Sound like a double standard? Not according to the Eighth Circuit, which held earlier this month in a discrimination suit brought by female employees of child-bearing age that Union Pacific’s plan didn’t violate Title VII, as amended by the Pregnancy Discrimination Act (PDA).
The PDA provides that women may not be treated differently than men simply because of pregnancy or medical conditions "related to" pregnancy. The ability to become pregnant is a condition clearly "related to" pregnancy. Seemingly then, a plan covering quality-of-life and preventative drugs for men – but not covering drugs designed to address similar health needs of women who are able but don’t wish to become pregnant – would be discriminatory. If Union Pacific’s plan covers Viagra, it should cover drugs that allow women to have sex without risking the health and lifestyle changes that go with pregnancy.
A slam dunk, you say. Well, the district court judge sure thought so, and ruled in favor of the employees. But on appeal, two conservative judges on the Eighth Circuit got their mitts on this case and employed twisted logic to argue that Union Pacific’s health plan did not discriminate. Bush II-appointee Raymond Gruender, joined by Reagan-appointee Pasco Bowman, concluded – contrary to the Supreme Court and common sense – that the PDA did not require Union Pacific to provide prescription contraceptive coverage to its female employees.
The majority speciously contended that the female employees in this case were not protected by the PDA. According to the two judges, the employees’ contraceptive use was not a condition "related to" pregnancy because the use of contraceptives "is only indicated prior to pregnancy" and "prevents pregnancy from even occurring." However, as Clinton-appointee Kermit Bye asserted in dissent, the language of the PDA – as interpreted by the Supreme Court – reveals that it was broadly intended to proscribe “classifying employees on the basis of childbearing capacity, whether or not they were already pregnant.” So the fact that contraceptive use occurs “prior to pregnancy,” as the majority pointed out, is irrelevant – what matters is that the affected women are “of childbearing capacity.” And the majority’s suggestion that the female employees in this case are not protected by the PDA just because they are trying to defer pregnancy makes no sense either – imagine an employer being able to deny promotions to women capable of getting pregnant but who have chosen not to do so.
The majority in this case further held that, even if the PDA did cover women who wished to use contraceptives, Union Pacific’s plan was still nondiscriminatory because it excluded all contraceptives, whether utilized by men or women. However, as Judge Bye pointed out, the failure to cover contraceptives
only medically affects females, as they bear all of the health consequences of unplanned pregnancies. ... [E]ven if we were to look at its exclusion coverage of vasectomies, the policy nonetheless discriminates against females. ... [A]s the record demonstrates, women are the only gender which can become pregnant.

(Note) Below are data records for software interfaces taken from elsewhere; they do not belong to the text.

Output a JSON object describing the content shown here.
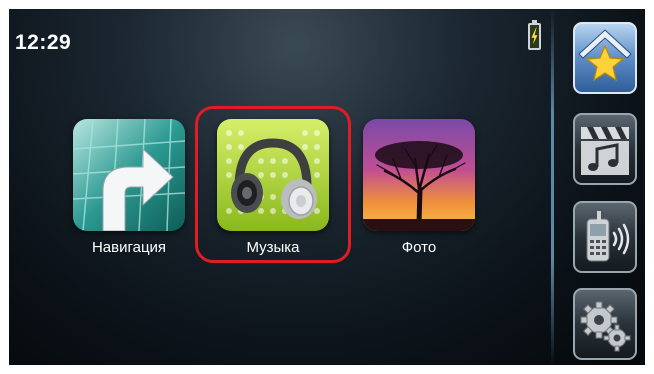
{
  "status": {
    "time": "12:29",
    "battery_icon": "battery-charging-icon"
  },
  "apps": [
    {
      "label": "Навигация",
      "icon": "navigation-arrow-icon"
    },
    {
      "label": "Музыка",
      "icon": "headphones-icon",
      "selected": true
    },
    {
      "label": "Фото",
      "icon": "tree-sunset-photo-icon"
    }
  ],
  "sidebar": {
    "buttons": [
      {
        "icon": "home-star-icon"
      },
      {
        "icon": "video-music-icon"
      },
      {
        "icon": "phone-icon"
      },
      {
        "icon": "settings-gears-icon"
      }
    ]
  },
  "colors": {
    "selection": "#e01c24",
    "background": "#0b1218"
  }
}
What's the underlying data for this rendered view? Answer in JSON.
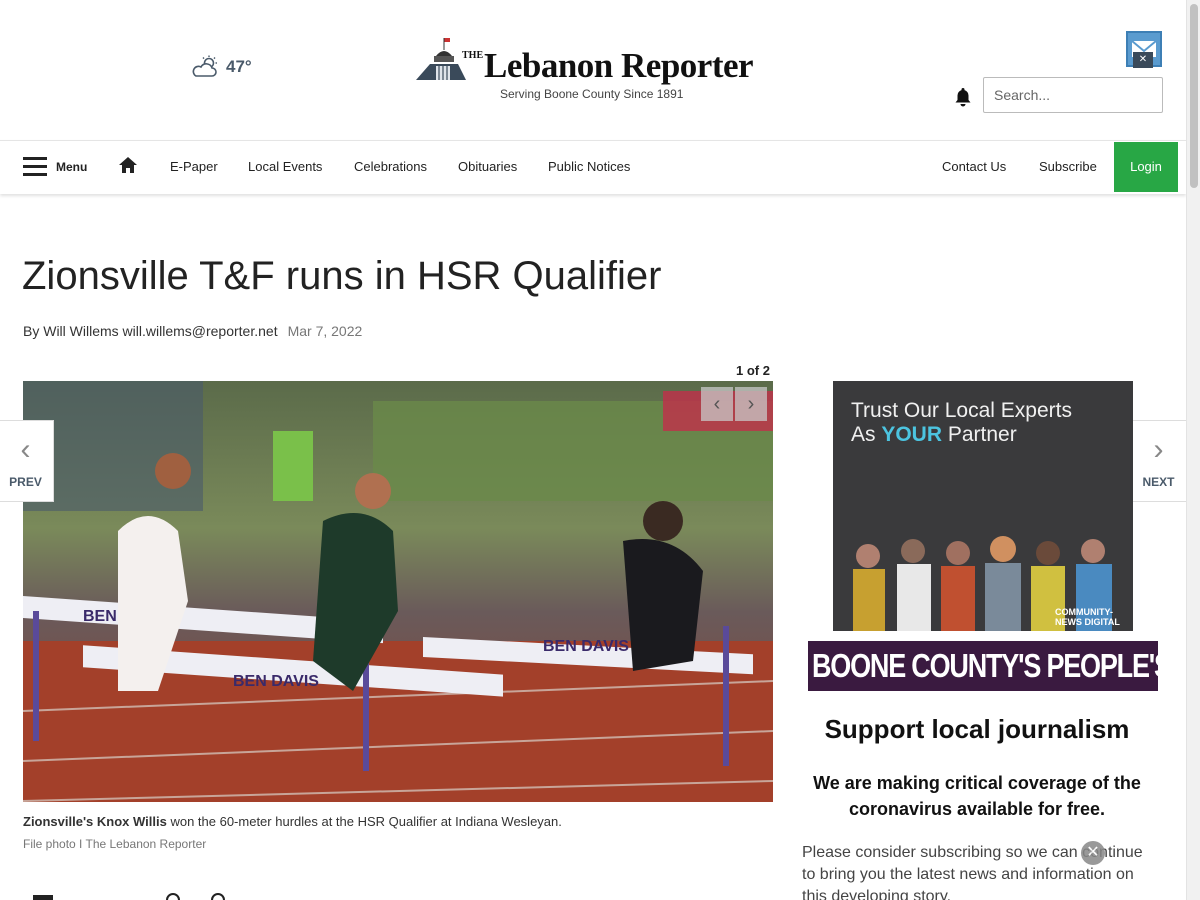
{
  "header": {
    "weather": {
      "icon": "partly-cloudy-icon",
      "temperature": "47°"
    },
    "logo": {
      "the": "THE",
      "name": "Lebanon Reporter",
      "tagline": "Serving Boone County Since 1891"
    },
    "search": {
      "placeholder": "Search..."
    },
    "notification_icon": "bell-icon"
  },
  "nav": {
    "menu_label": "Menu",
    "items": [
      "E-Paper",
      "Local Events",
      "Celebrations",
      "Obituaries",
      "Public Notices"
    ],
    "right_items": [
      "Contact Us",
      "Subscribe"
    ],
    "login_label": "Login",
    "login_color": "#28a745"
  },
  "article": {
    "headline": "Zionsville T&F runs in HSR Qualifier",
    "byline": {
      "prefix": "By Will Willems will.willems@reporter.net",
      "date": "Mar 7, 2022"
    },
    "photo_count": "1 of 2",
    "caption": {
      "name": "Zionsville's Knox Willis",
      "text": " won the 60-meter hurdles at the HSR Qualifier at Indiana Wesleyan."
    },
    "credit": "File photo I The Lebanon Reporter",
    "prev_label": "PREV",
    "next_label": "NEXT"
  },
  "sidebar": {
    "ad1": {
      "line1": "Trust Our Local Experts",
      "line2_pre": "As ",
      "line2_hl": "YOUR",
      "line2_post": " Partner",
      "brand": "COMMUNITY-NEWS DIGITAL"
    },
    "ad2": {
      "text": "BOONE COUNTY'S PEOPLE'S CHOICE!"
    },
    "support": {
      "title": "Support local journalism",
      "subtitle": "We are making critical coverage of the coronavirus available for free.",
      "body": "Please consider subscribing so we can continue to bring you the latest news and information on this developing story."
    }
  }
}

And, Judge Bye observed, Union Pacific covered prescriptions designed exclusively to treat men’s health problems, but denied women who might become pregnant coverage for prescription contraceptives – leaving them to less reliable birth control methods. Because the insurance plan prevented these women from having sex without the risk of "bear[ing] all the health consequences" of getting pregnant – while covering various medications designed to improve men’s lives – the plan was discriminatory, according to Judge Bye.
The majority’s analysis is contrary to the intent of Congress and to the precedent of the Supreme Court. This setback for gender equity, written by a Bush II appointee and issuing from a court dominated by Bush II appointees, is a stark reminder that, of all his legacies, the judges appointed by President Bush will have an impact on our everyday lives for years to come. But at least we know that the male employees at Union Pacific are well taken care of.
Standridge v. Union Pacific, No. 06-1706 (8th Cir., March 15, 2007)